▶ _What the exercise asks_:
The output must match the entries below exactly, with pictures removed.
# # # # #
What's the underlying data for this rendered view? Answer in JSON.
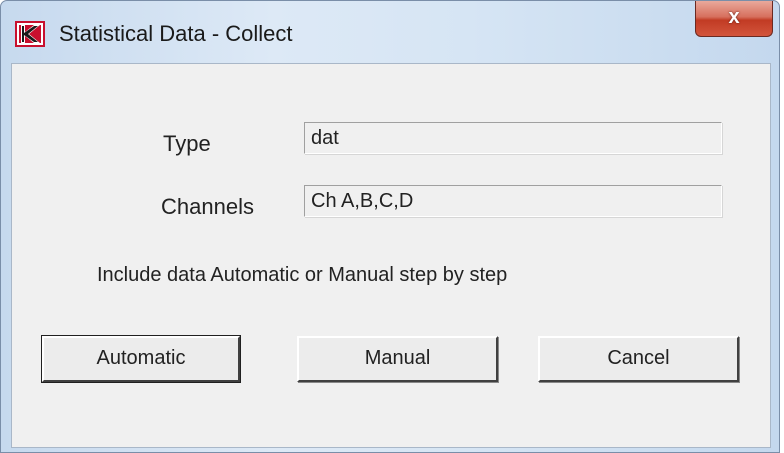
{
  "window": {
    "title": "Statistical Data - Collect",
    "close_label": "x"
  },
  "form": {
    "type_label": "Type",
    "type_value": "dat",
    "channels_label": "Channels",
    "channels_value": "Ch A,B,C,D",
    "info_text": "Include data Automatic or Manual step by step"
  },
  "buttons": {
    "automatic": "Automatic",
    "manual": "Manual",
    "cancel": "Cancel"
  },
  "colors": {
    "title_bar_tint": "#d6e5f4",
    "client_bg": "#f0f0f0",
    "close_red": "#c23b24",
    "app_icon_red": "#c8102e"
  },
  "icons": {
    "app": "k-logo-icon",
    "close": "close-icon"
  }
}
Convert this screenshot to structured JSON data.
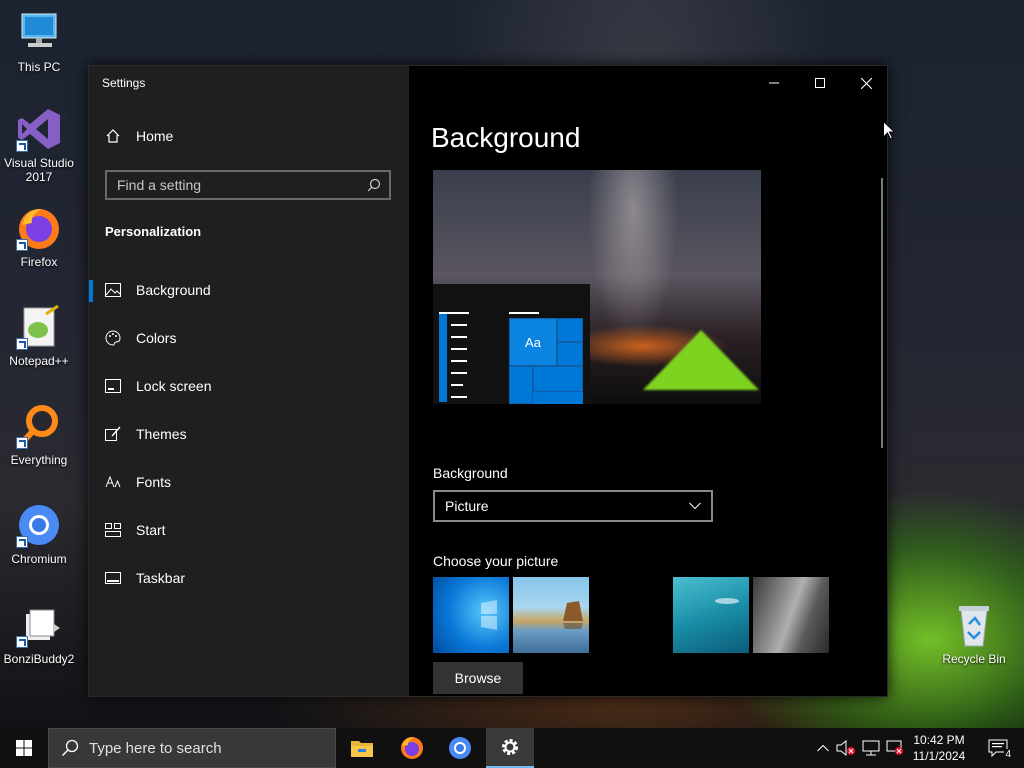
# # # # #
▶ _Answer to the exercise_:
What's the underlying data for this rendered view? Answer in JSON.
{
  "window": {
    "title": "Statistical Data - Collect",
    "close_label": "x"
  },
  "form": {
    "type_label": "Type",
    "type_value": "dat",
    "channels_label": "Channels",
    "channels_value": "Ch A,B,C,D",
    "info_text": "Include data Automatic or Manual step by step"
  },
  "buttons": {
    "automatic": "Automatic",
    "manual": "Manual",
    "cancel": "Cancel"
  },
  "colors": {
    "title_bar_tint": "#d6e5f4",
    "client_bg": "#f0f0f0",
    "close_red": "#c23b24",
    "app_icon_red": "#c8102e"
  },
  "icons": {
    "app": "k-logo-icon",
    "close": "close-icon"
  }
}
Convert this screenshot to structured JSON data.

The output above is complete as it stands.